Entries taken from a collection
*** Block opens ***
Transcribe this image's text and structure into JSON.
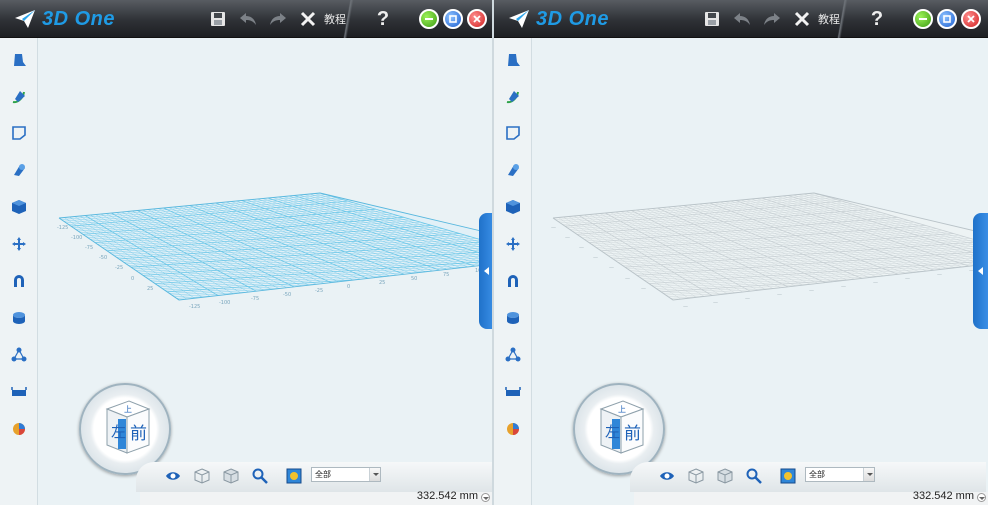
{
  "app": {
    "logo_text": "3D One",
    "tutorial_label": "教程",
    "help_label": "?"
  },
  "sidebar_tools": [
    "sketch-tool-icon",
    "draw-curve-tool-icon",
    "basic-shape-tool-icon",
    "feature-tool-icon",
    "solid-edit-tool-icon",
    "move-tool-icon",
    "magnet-tool-icon",
    "combine-tool-icon",
    "pattern-tool-icon",
    "measure-tool-icon",
    "material-tool-icon"
  ],
  "viewcube": {
    "left_face": "左",
    "front_face": "前",
    "top_face": "上"
  },
  "bottom_toolbar": {
    "filter_value": "全部",
    "scale_readout": "332.542 mm"
  },
  "axis_ticks_left_pane": [
    "-125",
    "-100",
    "-75",
    "-50",
    "-25",
    "0",
    "25",
    "50",
    "75",
    "100",
    "125"
  ],
  "panes": [
    {
      "id": "left",
      "grid_color": "#6cc7e8"
    },
    {
      "id": "right",
      "grid_color": "#c8d0d4"
    }
  ]
}
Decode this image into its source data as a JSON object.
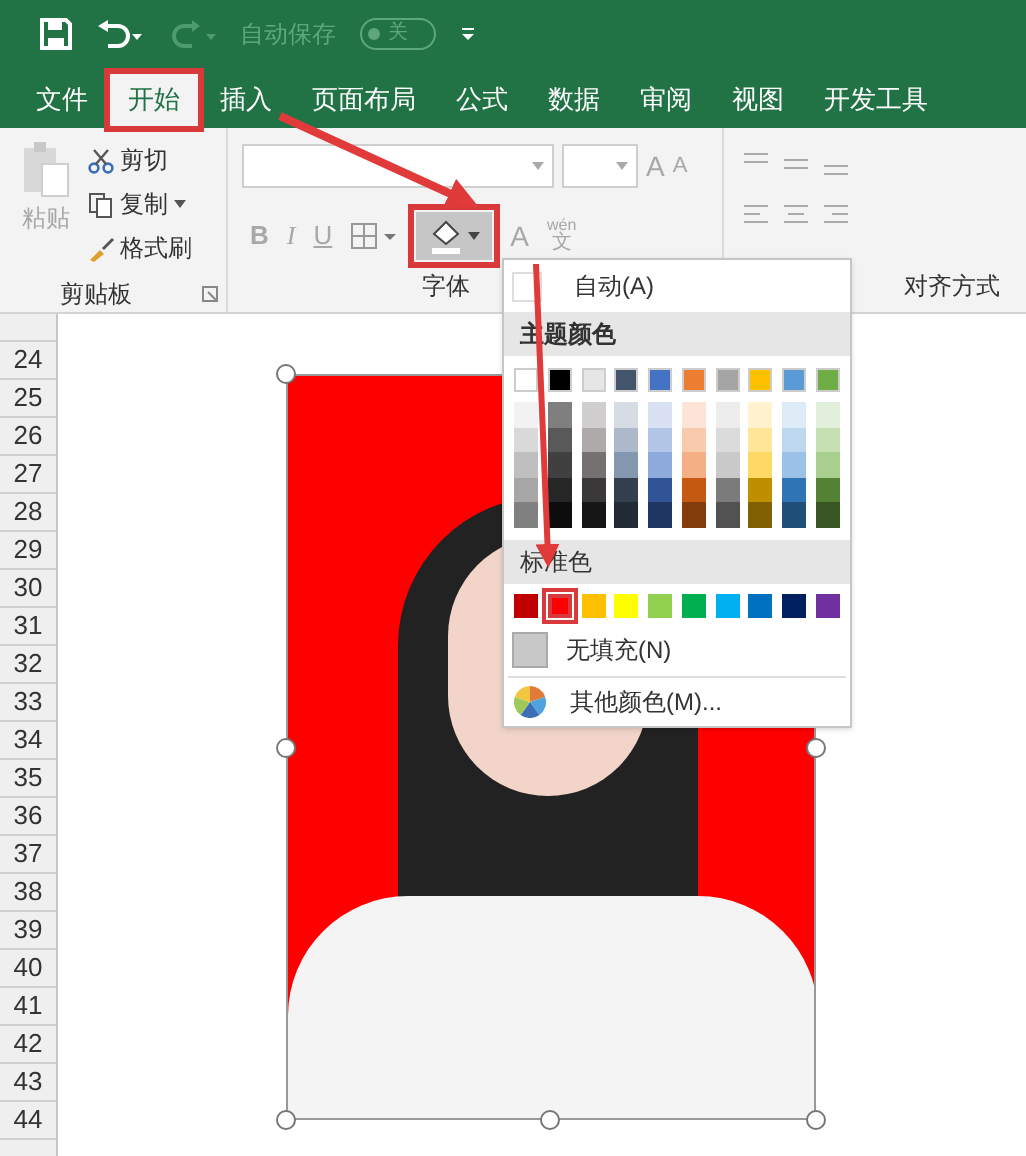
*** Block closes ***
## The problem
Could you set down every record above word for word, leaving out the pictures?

## Task response
Transcribe this image's text and structure into JSON.
{
  "app": {
    "logo_text": "3D One",
    "tutorial_label": "教程",
    "help_label": "?"
  },
  "sidebar_tools": [
    "sketch-tool-icon",
    "draw-curve-tool-icon",
    "basic-shape-tool-icon",
    "feature-tool-icon",
    "solid-edit-tool-icon",
    "move-tool-icon",
    "magnet-tool-icon",
    "combine-tool-icon",
    "pattern-tool-icon",
    "measure-tool-icon",
    "material-tool-icon"
  ],
  "viewcube": {
    "left_face": "左",
    "front_face": "前",
    "top_face": "上"
  },
  "bottom_toolbar": {
    "filter_value": "全部",
    "scale_readout": "332.542 mm"
  },
  "axis_ticks_left_pane": [
    "-125",
    "-100",
    "-75",
    "-50",
    "-25",
    "0",
    "25",
    "50",
    "75",
    "100",
    "125"
  ],
  "panes": [
    {
      "id": "left",
      "grid_color": "#6cc7e8"
    },
    {
      "id": "right",
      "grid_color": "#c8d0d4"
    }
  ]
}
Decode this image into its source data as a JSON object.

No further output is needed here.